This one is a little tougher. First, don’t stir! And immediately pour the not-stuck mixture into a clean pan. Then, if there is still a scorched taste, before throwing it away, try adding peanut butter, ½ teaspoon or less at a time, allowing it to simmer a few minutes and tasting between each addition, until you can’t taste the scorch. Take care not to add enough to make peanut butter soup. I still get teased about serving that one!
Gummy mashed potatoes?
Gluey mashed potatoes are usually caused by over-mixing. Hint; mix by hand, not a mixer! Also, always mash the potatoes completely while dry, before adding butter, milk or cheese. Then just gently stir after each addition.
This one isn’t easy to fix and repairs usually just make it worse. Instead, try creating a whole new dish out of your gooey potatoes. Put your potatoes in a pan, top with a mixture of breadcrumbs and cheese, lumps of butter and some herbs, broil until breadcrumbs are crisp and cheese and butter are melted. Careful not to burn them! Or add a little flour and herbs, and make potato cakes.

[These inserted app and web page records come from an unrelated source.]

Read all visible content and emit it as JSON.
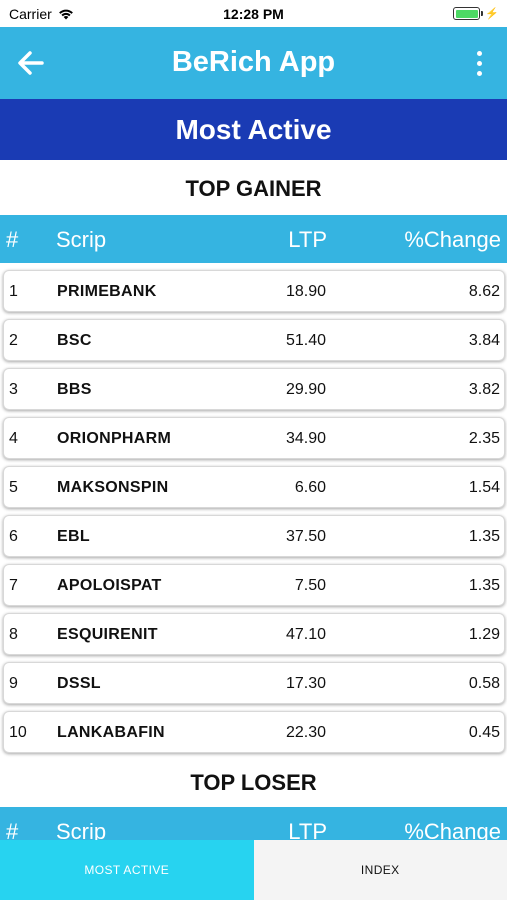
{
  "status_bar": {
    "carrier": "Carrier",
    "time": "12:28 PM"
  },
  "app_bar": {
    "title": "BeRich App",
    "back_icon": "arrow-left-icon",
    "menu_icon": "more-vertical-icon"
  },
  "section": {
    "title": "Most Active"
  },
  "columns": {
    "num": "#",
    "scrip": "Scrip",
    "ltp": "LTP",
    "change": "%Change"
  },
  "top_gainer": {
    "title": "TOP GAINER",
    "rows": [
      {
        "num": "1",
        "scrip": "PRIMEBANK",
        "ltp": "18.90",
        "change": "8.62"
      },
      {
        "num": "2",
        "scrip": "BSC",
        "ltp": "51.40",
        "change": "3.84"
      },
      {
        "num": "3",
        "scrip": "BBS",
        "ltp": "29.90",
        "change": "3.82"
      },
      {
        "num": "4",
        "scrip": "ORIONPHARM",
        "ltp": "34.90",
        "change": "2.35"
      },
      {
        "num": "5",
        "scrip": "MAKSONSPIN",
        "ltp": "6.60",
        "change": "1.54"
      },
      {
        "num": "6",
        "scrip": "EBL",
        "ltp": "37.50",
        "change": "1.35"
      },
      {
        "num": "7",
        "scrip": "APOLOISPAT",
        "ltp": "7.50",
        "change": "1.35"
      },
      {
        "num": "8",
        "scrip": "ESQUIRENIT",
        "ltp": "47.10",
        "change": "1.29"
      },
      {
        "num": "9",
        "scrip": "DSSL",
        "ltp": "17.30",
        "change": "0.58"
      },
      {
        "num": "10",
        "scrip": "LANKABAFIN",
        "ltp": "22.30",
        "change": "0.45"
      }
    ]
  },
  "top_loser": {
    "title": "TOP LOSER"
  },
  "tabs": [
    {
      "label": "MOST ACTIVE",
      "active": true
    },
    {
      "label": "INDEX",
      "active": false
    }
  ],
  "colors": {
    "app_bar": "#35b4e1",
    "banner": "#1a3bb4",
    "tab_active": "#27d3f0"
  }
}
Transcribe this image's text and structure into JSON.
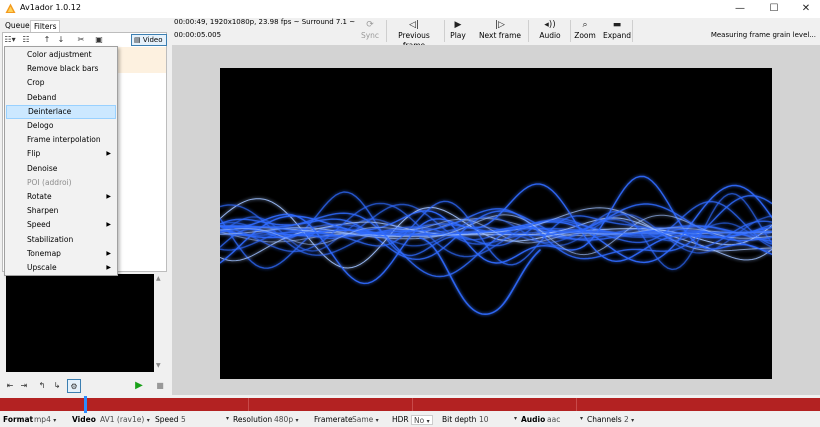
{
  "window": {
    "title": "Av1ador 1.0.12",
    "minimize": "—",
    "maximize": "☐",
    "close": "✕"
  },
  "left_tabs": [
    "Queue",
    "Filters"
  ],
  "left_toolbar": {
    "video_button": "Video"
  },
  "filter_menu": [
    {
      "label": "Color adjustment",
      "submenu": false,
      "disabled": false,
      "highlighted": false
    },
    {
      "label": "Remove black bars",
      "submenu": false,
      "disabled": false,
      "highlighted": false
    },
    {
      "label": "Crop",
      "submenu": false,
      "disabled": false,
      "highlighted": false
    },
    {
      "label": "Deband",
      "submenu": false,
      "disabled": false,
      "highlighted": false
    },
    {
      "label": "Deinterlace",
      "submenu": false,
      "disabled": false,
      "highlighted": true
    },
    {
      "label": "Delogo",
      "submenu": false,
      "disabled": false,
      "highlighted": false
    },
    {
      "label": "Frame interpolation",
      "submenu": false,
      "disabled": false,
      "highlighted": false
    },
    {
      "label": "Flip",
      "submenu": true,
      "disabled": false,
      "highlighted": false
    },
    {
      "label": "Denoise",
      "submenu": false,
      "disabled": false,
      "highlighted": false
    },
    {
      "label": "POI (addroi)",
      "submenu": false,
      "disabled": true,
      "highlighted": false
    },
    {
      "label": "Rotate",
      "submenu": true,
      "disabled": false,
      "highlighted": false
    },
    {
      "label": "Sharpen",
      "submenu": false,
      "disabled": false,
      "highlighted": false
    },
    {
      "label": "Speed",
      "submenu": true,
      "disabled": false,
      "highlighted": false
    },
    {
      "label": "Stabilization",
      "submenu": false,
      "disabled": false,
      "highlighted": false
    },
    {
      "label": "Tonemap",
      "submenu": true,
      "disabled": false,
      "highlighted": false
    },
    {
      "label": "Upscale",
      "submenu": true,
      "disabled": false,
      "highlighted": false
    }
  ],
  "info": {
    "line1": "00:00:49, 1920x1080p, 23.98 fps ~ Surround 7.1 ~",
    "line2": "00:00:05.005",
    "measuring": "Measuring frame grain level..."
  },
  "player_tools": [
    {
      "label": "Sync",
      "icon": "sync-icon",
      "glyph": "⟳"
    },
    {
      "label": "Previous frame",
      "icon": "previous-frame-icon",
      "glyph": "◁|"
    },
    {
      "label": "Play",
      "icon": "play-icon",
      "glyph": "▶"
    },
    {
      "label": "Next frame",
      "icon": "next-frame-icon",
      "glyph": "|▷"
    },
    {
      "label": "Audio",
      "icon": "speaker-icon",
      "glyph": "◂))"
    },
    {
      "label": "Zoom",
      "icon": "magnifier-icon",
      "glyph": "⌕"
    },
    {
      "label": "Expand",
      "icon": "expand-icon",
      "glyph": "▬"
    }
  ],
  "statusbar": {
    "format_label": "Format",
    "format_value": "mp4",
    "video_label": "Video",
    "video_value": "AV1 (rav1e)",
    "speed_label": "Speed",
    "speed_value": "5",
    "resolution_label": "Resolution",
    "resolution_value": "480p",
    "framerate_label": "Framerate",
    "framerate_value": "Same",
    "hdr_label": "HDR",
    "hdr_value": "No",
    "bitdepth_label": "Bit depth",
    "bitdepth_value": "10",
    "audio_label": "Audio",
    "audio_value": "aac",
    "channels_label": "Channels",
    "channels_value": "2"
  },
  "colors": {
    "timeline": "#b32222",
    "timeline_marker": "#2a8cff",
    "menu_highlight": "#cce8ff",
    "waveform": "#2f6bff"
  }
}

Turkey is on the platter and so is the bag of giblets, right inside the turkey
Don’t worry, we have all done it. Giggle at yourself, remove it graciously and throw it away. The turkey isn’t compromised but don’t use the giblets at this point.
Worried that Uncle Jack and Cousin Janna will end up sitting together and argue the entire time?
Use name cards. A few inexpensive ways to do this:
· Use inexpensive coasters to write guests’ names on and lean them on the water glasses.
· Print out small photo of each guest and put in $1 photo frames or photo frame magnets from Dollar Store.
· Make refrigerator cookies, pipe each guest’s name onto a cookie with a store bought pre-filling icing tube and lay on dessert plate.
· Use a Sharpie to write guests’ name on their glasses. It wipes off easily with nail polish remover, or gift the glass to the guest.
Most of all, have fun and be thankful for being together - even if the turkey IS dry, burned and wearing the giblet bag!
And HAPPY THANKSGIVING from your Healthy Food Examiner to You!!!